My HR team’s schedule is packed, and so is my agenda as head of recruitment. The plethora of job boards, HR web sites, recruitment agencies and headhunting firms continues to explode. How can I structure my recruitment campaign and find the right profiles? A recent APEC study caught my attention. It mentioned “cooptation”, a network-based recruitment system in which members, called “coopters”, are financially rewarded for recommending successful candidates.
APEC’s “Sourcing Managers 2013” study indicates that today, more than ever, a multi-channel approach to job postings is a necessity.
Two particular methods of sourcing, however, have shown strong gains since 2011: recruitment networks and cooptation. These two methods alone represent 30% of candidates recruited today.
Recommendations are a key asset.
Jobvite’s Social Recruiting Survey 2013, which involved 1600 recruitment and HR professionals in the USA, confirmed the APEC results as a real trend.
The three channels on which recruiters declared investing the most in 2013:
- Social networks (73%)
- Recommendations (62%)
- Their career site (61%)
Some 64% of recruiters said their top candidates came from recommendations. The recommended candidates were also hired more quickly (29 days for a recommended candidate, 39 days for a candidate from a job board, 45 days for a candidate that posted via a career site) and remained longer at the company (43% stayed longer than three years, compared with 14% for candidates from job boards).
Some 68% of the companies offered compensation for recommendations, such as a bonus or other form of remuneration.
“The first characteristic of a good coopter is not to be a bonus hunter but rather a distributor of opportunities.

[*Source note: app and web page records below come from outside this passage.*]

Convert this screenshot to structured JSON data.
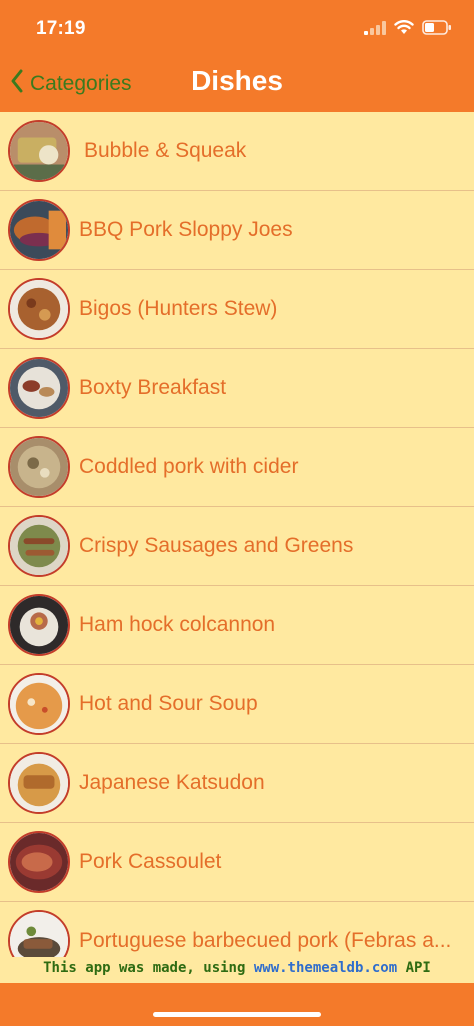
{
  "status": {
    "time": "17:19"
  },
  "nav": {
    "back_label": "Categories",
    "title": "Dishes"
  },
  "dishes": [
    {
      "name": "Bubble & Squeak"
    },
    {
      "name": "BBQ Pork Sloppy Joes"
    },
    {
      "name": "Bigos (Hunters Stew)"
    },
    {
      "name": "Boxty Breakfast"
    },
    {
      "name": "Coddled pork with cider"
    },
    {
      "name": "Crispy Sausages and Greens"
    },
    {
      "name": "Ham hock colcannon"
    },
    {
      "name": "Hot and Sour Soup"
    },
    {
      "name": "Japanese Katsudon"
    },
    {
      "name": "Pork Cassoulet"
    },
    {
      "name": "Portuguese barbecued pork (Febras a..."
    }
  ],
  "footer": {
    "prefix": "This app was made, using ",
    "link": "www.themealdb.com",
    "suffix": " API"
  },
  "colors": {
    "bar": "#F47A2A",
    "background": "#FFE9A0",
    "label": "#E46E2A",
    "back": "#3C7A1E"
  }
}
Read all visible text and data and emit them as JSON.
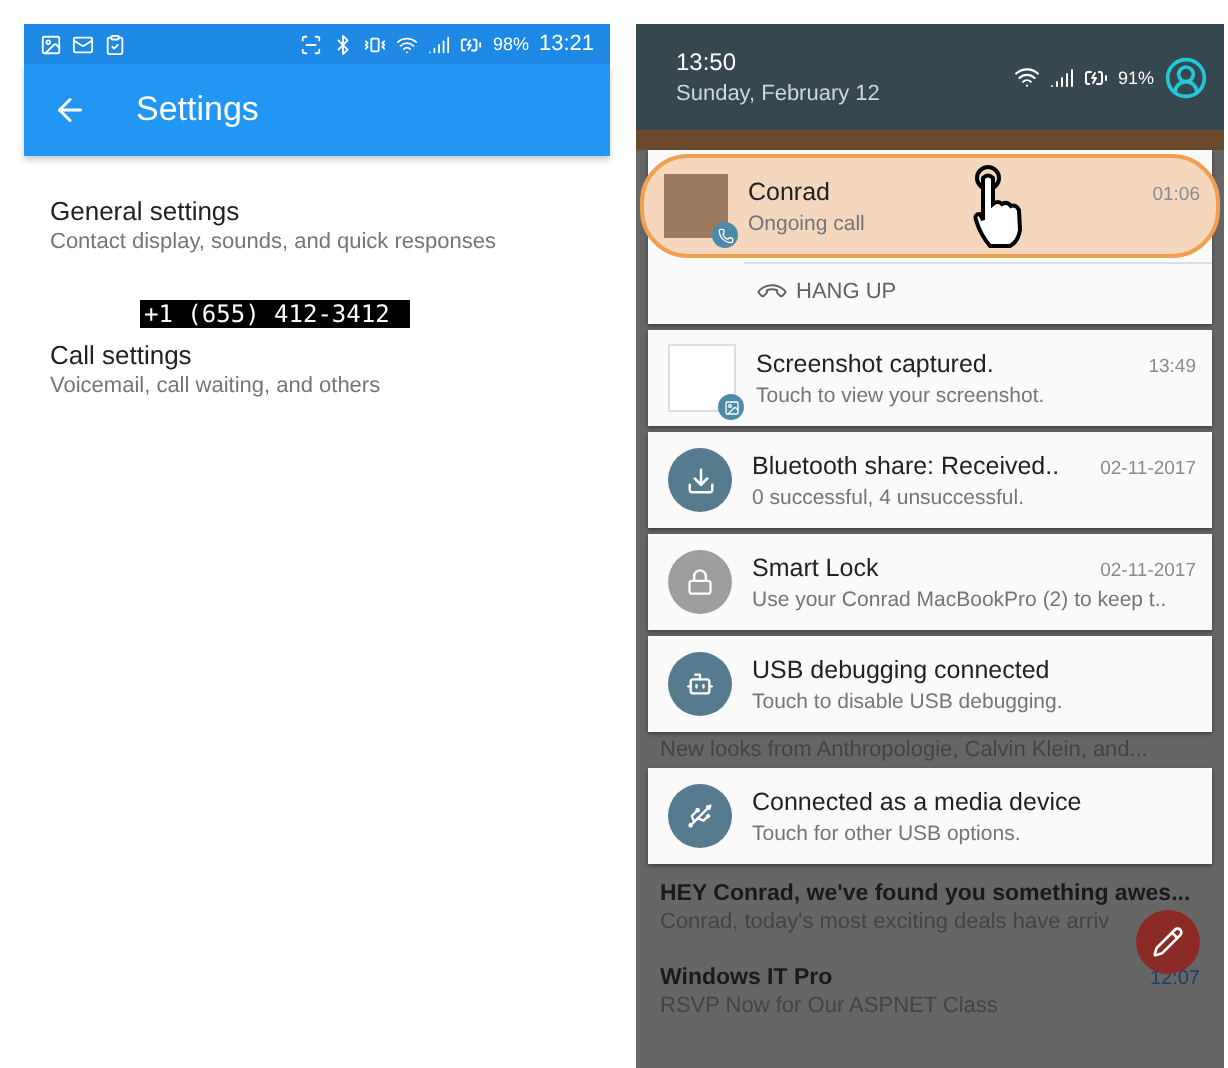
{
  "left": {
    "status_bar": {
      "battery": "98%",
      "time": "13:21"
    },
    "app_bar": {
      "title": "Settings"
    },
    "items": [
      {
        "title": "General settings",
        "subtitle": "Contact display, sounds, and quick responses"
      },
      {
        "title": "Call settings",
        "subtitle": "Voicemail, call waiting, and others"
      }
    ],
    "phone_label": "+1 (655) 412-3412"
  },
  "right": {
    "header": {
      "time": "13:50",
      "date": "Sunday, February 12",
      "battery": "91%"
    },
    "shade_items": [
      {
        "kind": "call",
        "title": "Conrad",
        "text": "Ongoing call",
        "time": "01:06",
        "highlighted": true,
        "action": "HANG UP"
      },
      {
        "kind": "screenshot",
        "title": "Screenshot captured.",
        "text": "Touch to view your screenshot.",
        "time": "13:49",
        "highlighted": false
      },
      {
        "kind": "download",
        "title": "Bluetooth share: Received..",
        "text": "0 successful, 4 unsuccessful.",
        "time": "02-11-2017",
        "highlighted": false
      },
      {
        "kind": "lock",
        "title": "Smart Lock",
        "text": "Use your Conrad MacBookPro (2) to keep t..",
        "time": "02-11-2017",
        "highlighted": false
      },
      {
        "kind": "android",
        "title": "USB debugging connected",
        "text": "Touch to disable USB debugging.",
        "highlighted": false
      },
      {
        "kind": "snippet",
        "text": "New looks from Anthropologie, Calvin Klein, and..."
      },
      {
        "kind": "usb",
        "title": "Connected as a media device",
        "text": "Touch for other USB options.",
        "highlighted": false
      }
    ],
    "inbox": [
      {
        "sender": "HEY Conrad, we've found you something awes...",
        "preview": "Conrad, today's most exciting deals have arriv"
      },
      {
        "sender": "Windows IT Pro",
        "time": "12:07",
        "preview": "RSVP Now for Our ASPNET Class"
      }
    ]
  }
}
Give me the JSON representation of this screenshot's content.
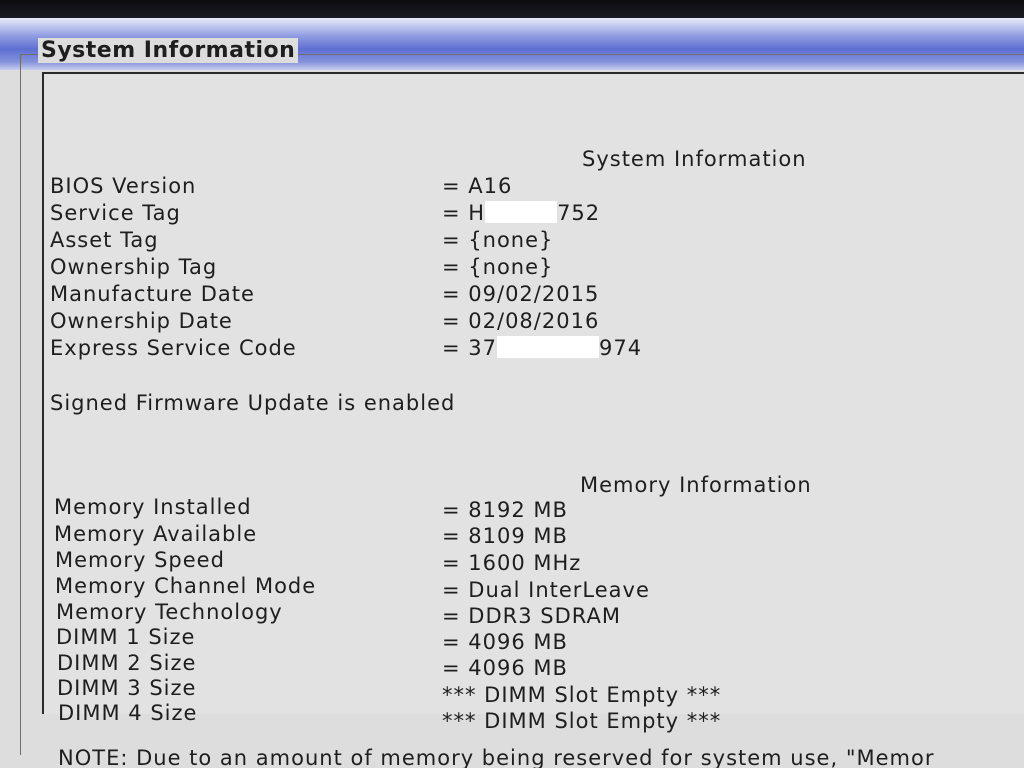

The recommendation bonus, called a “keyprime” at Keycoopt, rewards the coopter when their candidate is recruited, but it is only there to highlight the collaborative model of this approach. It is an important lever but cannot in itself be the driving force,” says Keycoopt’s Nicolas Crestel.
The difficult art of cooptation…
“A bad recommendation hurts both parties: first, the coopter, whose expertise suffers because of the failure to identify the right profile; then the cooptee, because a bad recommendation means a lot of wasted time. A good recommendation calls for an awareness of one’s network, as well as a bit of know-how and reflection,” adds Nicolas Crestel.
Such results incite me to develop my own sense of cooptation and take a greater interest in the top profiles in my network. … I’m writing that down in my HR plan for 2014!
Sources: Etude Sourcing Cadres APEC 2013, Keycoopt, The social referral /March 2013